The recent spate of honour killings, high-profile and otherwise, left a gruesome mark on Pakistan’s history, but from these horrible incidents came the impetuous for something momentous.

The joint session of both houses of Parliament on Thursday passed the much delayed Anti-Honour Killing Laws (Criminal Amendment Bill) 2015 and the Anti-Rape Laws (Criminal Amendment Bill) 2015 –  strong worded, necessary pieces of law that have fixes several loopholes and instituted harsher punishments.

When these laws are seen in the context of the Women Protection bill 2016 and minority family bills such as the Hindu Marriage Act, it becomes undeniable that under this government the protection of women rights, minority rights and reform has been prioritised. The reform is piecemeal, delayed and much compromised, but it has come nonetheless.

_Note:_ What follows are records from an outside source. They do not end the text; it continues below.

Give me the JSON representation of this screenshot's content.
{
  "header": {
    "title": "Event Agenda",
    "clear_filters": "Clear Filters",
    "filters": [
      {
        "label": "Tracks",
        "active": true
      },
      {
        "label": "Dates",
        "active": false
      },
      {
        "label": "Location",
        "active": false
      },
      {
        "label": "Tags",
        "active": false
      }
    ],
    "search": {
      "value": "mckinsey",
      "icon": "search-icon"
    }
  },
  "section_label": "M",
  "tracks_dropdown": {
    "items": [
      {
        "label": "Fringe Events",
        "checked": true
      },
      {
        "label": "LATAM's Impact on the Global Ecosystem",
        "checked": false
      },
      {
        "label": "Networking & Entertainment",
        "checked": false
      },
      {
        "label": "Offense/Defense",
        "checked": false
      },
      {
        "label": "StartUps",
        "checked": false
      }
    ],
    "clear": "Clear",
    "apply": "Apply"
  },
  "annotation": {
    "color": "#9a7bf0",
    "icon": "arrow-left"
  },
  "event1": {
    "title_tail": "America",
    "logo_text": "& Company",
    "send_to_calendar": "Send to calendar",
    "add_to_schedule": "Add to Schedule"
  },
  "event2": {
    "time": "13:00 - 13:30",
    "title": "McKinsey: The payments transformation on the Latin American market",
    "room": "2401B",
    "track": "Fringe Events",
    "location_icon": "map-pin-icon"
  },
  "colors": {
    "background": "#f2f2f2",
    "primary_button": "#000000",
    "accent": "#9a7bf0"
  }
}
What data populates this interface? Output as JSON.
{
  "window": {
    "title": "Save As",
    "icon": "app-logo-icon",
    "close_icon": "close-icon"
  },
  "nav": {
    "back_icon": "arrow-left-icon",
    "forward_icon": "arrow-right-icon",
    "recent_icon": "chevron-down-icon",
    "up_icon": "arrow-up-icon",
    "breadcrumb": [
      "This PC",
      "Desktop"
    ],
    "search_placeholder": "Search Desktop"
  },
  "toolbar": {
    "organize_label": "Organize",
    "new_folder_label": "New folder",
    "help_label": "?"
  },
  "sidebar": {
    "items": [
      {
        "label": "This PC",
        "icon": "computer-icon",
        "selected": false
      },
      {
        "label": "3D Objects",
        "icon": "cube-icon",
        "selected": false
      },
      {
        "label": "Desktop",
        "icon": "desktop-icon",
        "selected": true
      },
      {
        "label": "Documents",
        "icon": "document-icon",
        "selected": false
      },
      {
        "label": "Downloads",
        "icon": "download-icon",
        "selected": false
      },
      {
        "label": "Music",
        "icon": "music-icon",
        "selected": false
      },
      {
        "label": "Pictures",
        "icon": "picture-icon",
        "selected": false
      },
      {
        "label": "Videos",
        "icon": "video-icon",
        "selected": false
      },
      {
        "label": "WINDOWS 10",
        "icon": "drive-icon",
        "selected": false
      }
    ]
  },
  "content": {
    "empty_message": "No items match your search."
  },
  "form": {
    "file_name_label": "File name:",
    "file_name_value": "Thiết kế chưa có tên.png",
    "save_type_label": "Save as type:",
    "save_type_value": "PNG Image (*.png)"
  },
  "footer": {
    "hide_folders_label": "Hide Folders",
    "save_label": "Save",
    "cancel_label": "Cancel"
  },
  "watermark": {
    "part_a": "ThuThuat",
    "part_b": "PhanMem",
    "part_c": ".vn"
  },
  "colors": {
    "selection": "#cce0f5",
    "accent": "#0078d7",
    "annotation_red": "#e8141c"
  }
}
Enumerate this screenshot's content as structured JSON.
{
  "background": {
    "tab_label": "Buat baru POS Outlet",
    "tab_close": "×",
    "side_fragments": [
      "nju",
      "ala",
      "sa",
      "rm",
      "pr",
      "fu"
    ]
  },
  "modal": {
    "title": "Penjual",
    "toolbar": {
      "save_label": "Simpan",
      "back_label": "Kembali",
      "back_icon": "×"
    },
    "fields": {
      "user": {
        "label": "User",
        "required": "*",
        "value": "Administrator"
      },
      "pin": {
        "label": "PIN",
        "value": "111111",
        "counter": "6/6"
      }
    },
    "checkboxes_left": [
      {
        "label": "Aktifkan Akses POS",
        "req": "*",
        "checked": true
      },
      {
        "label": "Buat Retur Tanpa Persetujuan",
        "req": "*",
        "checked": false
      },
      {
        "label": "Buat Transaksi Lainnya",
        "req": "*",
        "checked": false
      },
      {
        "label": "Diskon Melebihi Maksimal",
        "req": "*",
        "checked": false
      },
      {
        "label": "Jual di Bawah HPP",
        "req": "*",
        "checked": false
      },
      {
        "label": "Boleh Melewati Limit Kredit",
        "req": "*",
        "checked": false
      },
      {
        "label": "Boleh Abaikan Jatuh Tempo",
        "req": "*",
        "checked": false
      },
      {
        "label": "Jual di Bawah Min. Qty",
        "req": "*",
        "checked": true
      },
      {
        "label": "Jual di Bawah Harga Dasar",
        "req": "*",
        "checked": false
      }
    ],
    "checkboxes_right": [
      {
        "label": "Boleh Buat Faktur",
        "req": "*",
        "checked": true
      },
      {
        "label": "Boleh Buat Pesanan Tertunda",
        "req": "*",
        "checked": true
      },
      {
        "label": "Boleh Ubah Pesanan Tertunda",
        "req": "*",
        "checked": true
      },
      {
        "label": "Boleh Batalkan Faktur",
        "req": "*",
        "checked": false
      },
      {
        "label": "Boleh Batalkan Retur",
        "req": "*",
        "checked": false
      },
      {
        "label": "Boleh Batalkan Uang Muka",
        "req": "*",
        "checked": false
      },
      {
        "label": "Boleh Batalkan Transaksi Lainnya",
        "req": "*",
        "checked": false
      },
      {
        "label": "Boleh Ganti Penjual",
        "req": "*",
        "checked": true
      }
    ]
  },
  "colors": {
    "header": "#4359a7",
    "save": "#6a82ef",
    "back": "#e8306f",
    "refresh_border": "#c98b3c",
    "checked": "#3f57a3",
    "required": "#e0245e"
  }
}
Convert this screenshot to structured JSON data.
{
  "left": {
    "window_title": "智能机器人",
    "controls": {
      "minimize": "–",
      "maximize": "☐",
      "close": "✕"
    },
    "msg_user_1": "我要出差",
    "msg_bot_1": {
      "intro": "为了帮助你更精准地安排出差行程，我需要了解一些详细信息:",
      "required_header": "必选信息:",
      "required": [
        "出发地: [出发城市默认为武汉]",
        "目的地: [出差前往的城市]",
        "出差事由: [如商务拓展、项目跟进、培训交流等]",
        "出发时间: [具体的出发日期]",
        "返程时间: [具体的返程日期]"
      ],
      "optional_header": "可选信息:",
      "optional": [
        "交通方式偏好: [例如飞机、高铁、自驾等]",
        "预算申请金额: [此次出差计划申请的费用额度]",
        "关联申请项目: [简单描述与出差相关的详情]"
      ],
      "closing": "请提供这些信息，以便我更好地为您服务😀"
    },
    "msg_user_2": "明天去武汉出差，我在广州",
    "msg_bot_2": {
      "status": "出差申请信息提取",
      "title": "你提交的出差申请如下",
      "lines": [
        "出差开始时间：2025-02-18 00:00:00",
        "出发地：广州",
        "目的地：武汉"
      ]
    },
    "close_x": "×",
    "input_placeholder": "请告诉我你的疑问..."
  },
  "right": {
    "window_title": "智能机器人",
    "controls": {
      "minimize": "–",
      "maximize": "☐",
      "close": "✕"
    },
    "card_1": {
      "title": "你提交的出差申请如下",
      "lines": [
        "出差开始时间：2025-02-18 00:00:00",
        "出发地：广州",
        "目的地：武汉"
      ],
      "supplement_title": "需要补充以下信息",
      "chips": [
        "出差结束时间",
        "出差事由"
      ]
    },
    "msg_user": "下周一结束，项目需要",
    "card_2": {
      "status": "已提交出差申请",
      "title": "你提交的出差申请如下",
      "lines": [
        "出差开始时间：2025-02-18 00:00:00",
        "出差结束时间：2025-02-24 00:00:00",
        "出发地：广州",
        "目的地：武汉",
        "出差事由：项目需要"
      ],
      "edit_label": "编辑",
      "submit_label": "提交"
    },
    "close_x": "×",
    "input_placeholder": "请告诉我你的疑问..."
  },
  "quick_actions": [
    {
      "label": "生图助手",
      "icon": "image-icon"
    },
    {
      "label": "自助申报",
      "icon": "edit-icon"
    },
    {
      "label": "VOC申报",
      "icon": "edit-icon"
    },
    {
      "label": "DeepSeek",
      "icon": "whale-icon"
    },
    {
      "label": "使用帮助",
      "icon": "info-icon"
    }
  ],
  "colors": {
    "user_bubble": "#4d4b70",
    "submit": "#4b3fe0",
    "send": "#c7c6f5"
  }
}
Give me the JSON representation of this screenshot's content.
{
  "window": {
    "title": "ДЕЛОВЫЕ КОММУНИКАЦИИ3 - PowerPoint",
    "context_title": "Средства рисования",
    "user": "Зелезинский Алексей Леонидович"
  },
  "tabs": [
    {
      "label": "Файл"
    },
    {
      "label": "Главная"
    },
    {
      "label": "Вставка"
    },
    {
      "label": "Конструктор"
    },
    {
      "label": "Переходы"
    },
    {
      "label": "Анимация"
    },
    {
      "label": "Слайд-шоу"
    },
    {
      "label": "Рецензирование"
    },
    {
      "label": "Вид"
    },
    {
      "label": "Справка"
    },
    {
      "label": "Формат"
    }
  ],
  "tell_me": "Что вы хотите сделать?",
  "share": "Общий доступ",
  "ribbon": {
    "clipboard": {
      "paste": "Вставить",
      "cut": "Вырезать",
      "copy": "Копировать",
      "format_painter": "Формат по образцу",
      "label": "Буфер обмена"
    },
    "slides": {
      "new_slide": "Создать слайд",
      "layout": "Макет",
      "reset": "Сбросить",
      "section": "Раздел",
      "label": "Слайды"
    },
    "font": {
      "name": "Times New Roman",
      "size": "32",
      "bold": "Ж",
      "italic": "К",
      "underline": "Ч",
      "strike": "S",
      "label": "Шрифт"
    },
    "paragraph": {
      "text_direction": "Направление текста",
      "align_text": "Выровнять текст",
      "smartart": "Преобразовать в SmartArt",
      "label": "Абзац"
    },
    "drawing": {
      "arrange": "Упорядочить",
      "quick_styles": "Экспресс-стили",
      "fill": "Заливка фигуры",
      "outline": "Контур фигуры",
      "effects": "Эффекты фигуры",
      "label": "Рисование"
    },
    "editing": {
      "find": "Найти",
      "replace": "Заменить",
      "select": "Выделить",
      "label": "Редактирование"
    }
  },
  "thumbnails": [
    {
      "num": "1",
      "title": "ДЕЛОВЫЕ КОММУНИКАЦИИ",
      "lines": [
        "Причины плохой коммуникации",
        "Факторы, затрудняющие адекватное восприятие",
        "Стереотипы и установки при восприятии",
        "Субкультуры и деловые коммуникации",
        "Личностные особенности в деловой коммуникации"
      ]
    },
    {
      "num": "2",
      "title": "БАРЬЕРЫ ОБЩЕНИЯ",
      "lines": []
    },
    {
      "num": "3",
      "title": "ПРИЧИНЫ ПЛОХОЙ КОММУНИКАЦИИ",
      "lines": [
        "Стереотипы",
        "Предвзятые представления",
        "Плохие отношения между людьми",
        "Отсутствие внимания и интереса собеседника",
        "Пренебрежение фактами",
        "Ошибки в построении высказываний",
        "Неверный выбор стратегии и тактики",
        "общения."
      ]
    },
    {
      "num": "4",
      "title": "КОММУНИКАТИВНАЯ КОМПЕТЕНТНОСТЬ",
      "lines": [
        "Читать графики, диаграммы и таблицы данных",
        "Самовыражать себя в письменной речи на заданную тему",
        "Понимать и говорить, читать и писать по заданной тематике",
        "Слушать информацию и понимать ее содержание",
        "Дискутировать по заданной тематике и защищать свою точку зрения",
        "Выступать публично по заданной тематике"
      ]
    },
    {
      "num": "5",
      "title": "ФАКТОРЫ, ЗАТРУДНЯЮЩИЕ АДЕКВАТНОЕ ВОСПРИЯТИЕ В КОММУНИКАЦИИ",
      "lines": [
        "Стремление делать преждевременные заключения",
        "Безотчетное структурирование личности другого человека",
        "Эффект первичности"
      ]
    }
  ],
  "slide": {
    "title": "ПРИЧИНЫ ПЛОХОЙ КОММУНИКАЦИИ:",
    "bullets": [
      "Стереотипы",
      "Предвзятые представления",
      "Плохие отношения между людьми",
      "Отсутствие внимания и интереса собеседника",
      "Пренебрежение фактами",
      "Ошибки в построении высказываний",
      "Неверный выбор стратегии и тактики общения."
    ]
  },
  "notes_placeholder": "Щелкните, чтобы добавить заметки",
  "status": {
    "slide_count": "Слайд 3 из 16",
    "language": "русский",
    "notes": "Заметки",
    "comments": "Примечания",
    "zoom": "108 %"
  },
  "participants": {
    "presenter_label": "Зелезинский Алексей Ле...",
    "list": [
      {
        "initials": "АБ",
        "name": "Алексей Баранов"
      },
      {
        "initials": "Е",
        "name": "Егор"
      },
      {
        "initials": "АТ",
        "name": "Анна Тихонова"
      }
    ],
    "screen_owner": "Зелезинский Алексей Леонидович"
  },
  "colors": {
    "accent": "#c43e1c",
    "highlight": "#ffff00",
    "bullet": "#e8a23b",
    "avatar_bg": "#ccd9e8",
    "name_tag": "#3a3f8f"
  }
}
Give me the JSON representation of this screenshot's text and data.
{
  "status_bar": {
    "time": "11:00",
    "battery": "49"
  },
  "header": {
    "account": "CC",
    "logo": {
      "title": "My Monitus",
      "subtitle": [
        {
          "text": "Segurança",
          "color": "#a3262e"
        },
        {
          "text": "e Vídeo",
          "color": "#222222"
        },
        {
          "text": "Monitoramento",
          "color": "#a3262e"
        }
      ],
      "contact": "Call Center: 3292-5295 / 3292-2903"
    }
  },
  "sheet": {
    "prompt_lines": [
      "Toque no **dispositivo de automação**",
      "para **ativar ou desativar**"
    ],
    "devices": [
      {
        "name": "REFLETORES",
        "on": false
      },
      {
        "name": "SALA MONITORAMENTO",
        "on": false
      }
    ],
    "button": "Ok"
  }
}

The recent laws are perhaps the strongest in this line. Under the new rape legislation DNA testing – a common practice amongst all modern law enforcement – was finally given the status of primary evidence. Changes to the law of evidence has allowed women to give evidence in-video and more openly. Punishments have been made harsher, and in the case of an abuse of power, such as a doctor or police officer, the punishment ranges from life imprisonment to the death penalty.

The anti-honour killing laws removes the much criticised lacuna in these sorts of cases, by making a strict punishment necessary even if the relatives of the victim have forgiven the suspect. With other smaller provisions, these laws make the conviction of these criminals much easier, and the deterrent much stronger.

The legislature has finally asserted its influence over the Council of Islamic Ideology (CII) and the flawed conventions of the judiciary. These are commendable achievements, albeit watered down, and the drafters, sponsors, and supporters of this legislative effort must be given praise.

However, the battle is not over yet; as the cases of Rinkel Kumari, Asia Bibi and other women show, more than the law itself, it is outside pressure, lack of proper forensic equipment and training that is the real detriment. To take full advantage of these new laws, the government needs to change it’s policies.

Forensic labs are only active in major urban cities, and must become much more commonplace to really affect conviction rates. Furthermore, unless courthouses are protected and police officers trained in ignoring pressure, these changes will pale against an angry righteous mob that can bend the law to it’s will.